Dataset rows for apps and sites
═══
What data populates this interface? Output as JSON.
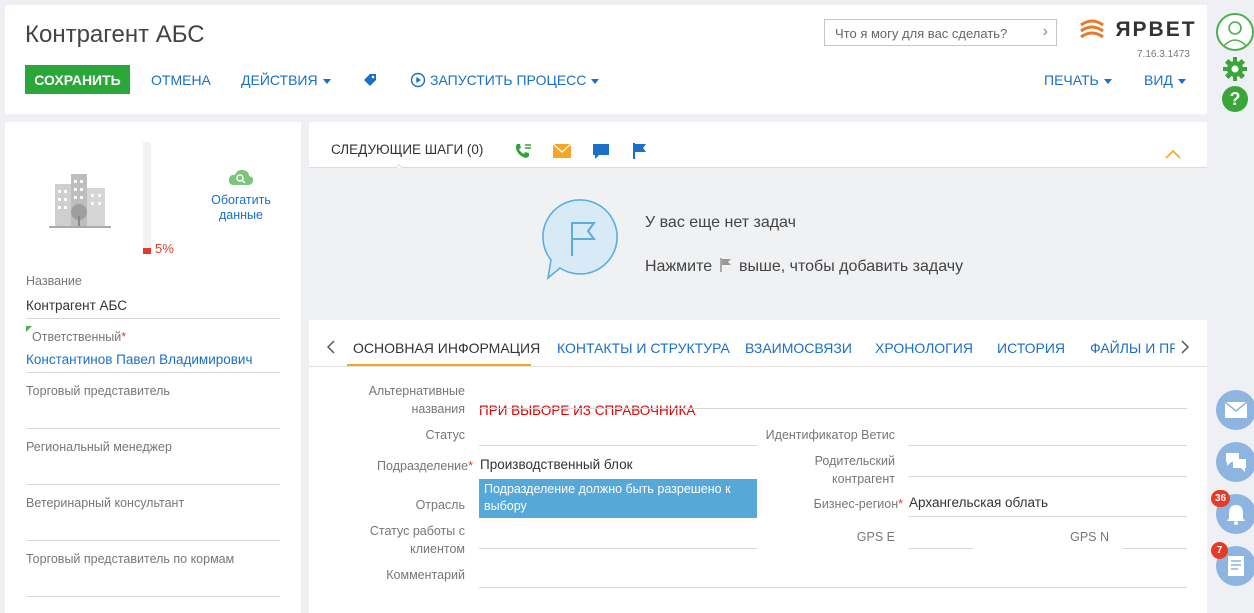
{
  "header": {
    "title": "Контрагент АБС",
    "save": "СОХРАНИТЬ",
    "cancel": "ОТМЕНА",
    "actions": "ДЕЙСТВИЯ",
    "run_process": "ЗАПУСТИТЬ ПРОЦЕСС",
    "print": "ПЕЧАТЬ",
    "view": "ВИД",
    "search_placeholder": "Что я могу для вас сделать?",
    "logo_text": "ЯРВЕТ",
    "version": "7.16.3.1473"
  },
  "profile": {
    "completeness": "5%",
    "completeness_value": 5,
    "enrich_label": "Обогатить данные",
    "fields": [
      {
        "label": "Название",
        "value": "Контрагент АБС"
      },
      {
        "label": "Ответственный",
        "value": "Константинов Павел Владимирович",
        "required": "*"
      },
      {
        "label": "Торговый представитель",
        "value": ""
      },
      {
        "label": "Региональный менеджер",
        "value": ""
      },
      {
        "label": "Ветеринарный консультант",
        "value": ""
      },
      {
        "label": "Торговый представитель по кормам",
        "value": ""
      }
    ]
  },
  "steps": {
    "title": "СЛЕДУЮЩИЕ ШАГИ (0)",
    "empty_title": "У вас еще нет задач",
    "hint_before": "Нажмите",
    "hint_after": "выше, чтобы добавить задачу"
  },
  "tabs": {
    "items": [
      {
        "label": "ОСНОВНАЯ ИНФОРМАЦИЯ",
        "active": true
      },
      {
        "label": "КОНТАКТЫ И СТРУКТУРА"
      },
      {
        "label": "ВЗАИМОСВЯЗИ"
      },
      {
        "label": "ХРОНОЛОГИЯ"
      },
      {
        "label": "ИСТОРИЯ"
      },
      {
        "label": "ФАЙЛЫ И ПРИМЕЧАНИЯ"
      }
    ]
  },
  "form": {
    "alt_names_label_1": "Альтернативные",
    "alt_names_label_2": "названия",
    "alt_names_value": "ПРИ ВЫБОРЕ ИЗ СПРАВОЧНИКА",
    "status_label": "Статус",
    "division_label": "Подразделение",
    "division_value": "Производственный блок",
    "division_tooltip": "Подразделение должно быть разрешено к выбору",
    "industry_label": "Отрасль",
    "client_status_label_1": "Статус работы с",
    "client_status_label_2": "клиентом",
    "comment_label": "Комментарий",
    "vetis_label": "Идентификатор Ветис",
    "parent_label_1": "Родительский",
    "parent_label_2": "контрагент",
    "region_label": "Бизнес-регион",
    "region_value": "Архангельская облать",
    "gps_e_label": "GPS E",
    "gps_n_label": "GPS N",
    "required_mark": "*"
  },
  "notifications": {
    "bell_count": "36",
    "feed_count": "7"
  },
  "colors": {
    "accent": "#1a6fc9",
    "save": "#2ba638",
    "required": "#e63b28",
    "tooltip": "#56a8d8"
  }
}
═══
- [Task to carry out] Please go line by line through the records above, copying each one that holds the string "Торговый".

- [Response box]
        "label": "Торговый представитель",
        "label": "Торговый представитель по кормам",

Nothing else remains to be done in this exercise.